Congress has passed H.R. 7010, a bill that dramatically alters several provisions of the Payroll Protection Program. Here are the highlights.
- Any loan proceeds NOT forgiven now have a FIVE year repayment period, up from two years originally.
- The “covered period” is now 24 weeks from the date of the PPP loan origination, rather than the original 8 week period. This is welcome news for most PPP borrowers. However, a borrower can elect to use the original 8 week period.
- The 25% cap for non-payroll costs is raised to 40%, which is significant for many borrowers. However, there is a potential trap here, so if this applies to you, please call us.
- Full Time Equivalents/Restore Salaries – As long as the FTEs or salary/hourly wages are restored to February 15 levels any time prior to the end of 2020, no reduction in forgiveness will be required. I do not know how this works when your covered period is up before the end of 2020, presumably details will be provided.

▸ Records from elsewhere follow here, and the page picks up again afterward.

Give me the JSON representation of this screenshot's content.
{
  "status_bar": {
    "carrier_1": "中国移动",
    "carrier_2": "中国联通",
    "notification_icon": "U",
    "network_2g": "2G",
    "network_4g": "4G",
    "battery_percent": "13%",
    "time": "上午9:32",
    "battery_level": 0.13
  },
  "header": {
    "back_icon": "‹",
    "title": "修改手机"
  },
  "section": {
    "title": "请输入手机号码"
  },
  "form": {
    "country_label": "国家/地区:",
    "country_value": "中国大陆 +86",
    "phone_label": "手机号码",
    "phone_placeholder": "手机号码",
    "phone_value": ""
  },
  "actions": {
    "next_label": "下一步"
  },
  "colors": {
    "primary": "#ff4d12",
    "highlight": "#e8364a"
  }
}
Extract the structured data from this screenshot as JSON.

- A PPP borrower can now defer the employer portion of Social Security taxes even though you have received a PPP loan, NO RESTRICTIONS. This is an interest free loan and something to consider if you are experiencing uncertain cash flow between now and the end of this year. You simply do NOT pay the employer portion of Social Security Taxes due on payroll issued going forward through December 31, 2020. Half of the unpaid balance is due by the end of 2021, the balance due by the end of 2022. Please contact us if this provision interests you.

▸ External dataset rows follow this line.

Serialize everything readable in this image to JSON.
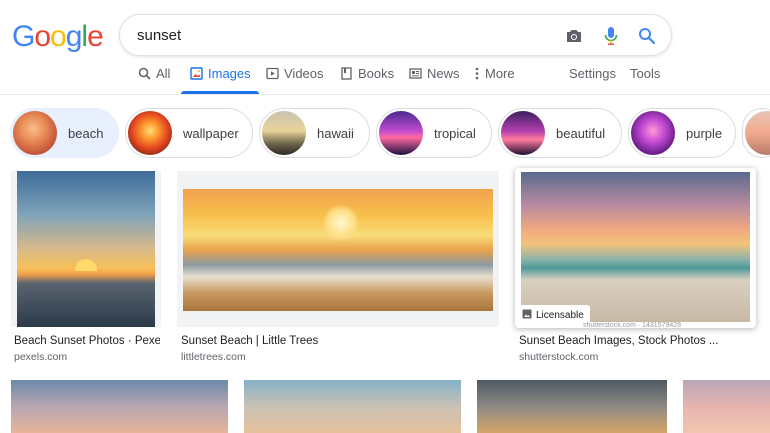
{
  "logo": {
    "letters": [
      "G",
      "o",
      "o",
      "g",
      "l",
      "e"
    ]
  },
  "search": {
    "query": "sunset",
    "icons": [
      "camera-icon",
      "microphone-icon",
      "search-icon"
    ]
  },
  "tabs": [
    {
      "label": "All",
      "icon": "search-icon"
    },
    {
      "label": "Images",
      "icon": "image-icon",
      "active": true
    },
    {
      "label": "Videos",
      "icon": "play-icon"
    },
    {
      "label": "Books",
      "icon": "book-icon"
    },
    {
      "label": "News",
      "icon": "news-icon"
    },
    {
      "label": "More",
      "icon": "more-vertical-icon"
    }
  ],
  "tools": {
    "settings": "Settings",
    "tools": "Tools"
  },
  "chips": [
    {
      "label": "beach",
      "selected": true
    },
    {
      "label": "wallpaper"
    },
    {
      "label": "hawaii"
    },
    {
      "label": "tropical"
    },
    {
      "label": "beautiful"
    },
    {
      "label": "purple"
    }
  ],
  "results": [
    {
      "title": "Beach Sunset Photos · Pexe...",
      "source": "pexels.com"
    },
    {
      "title": "Sunset Beach | Little Trees",
      "source": "littletrees.com"
    },
    {
      "title": "Sunset Beach Images, Stock Photos ...",
      "source": "shutterstock.com",
      "badge": "Licensable",
      "watermark": "shutterstock.com · 1431579428"
    }
  ],
  "colors": {
    "accent": "#1a73e8",
    "logo": [
      "#4285f4",
      "#ea4335",
      "#fbbc05",
      "#4285f4",
      "#34a853",
      "#ea4335"
    ]
  }
}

President Trump has not yet signed this bill, he is expected to do so any day now. The bill also leaves some unanswered questions, which hopefully the SBA will address soon.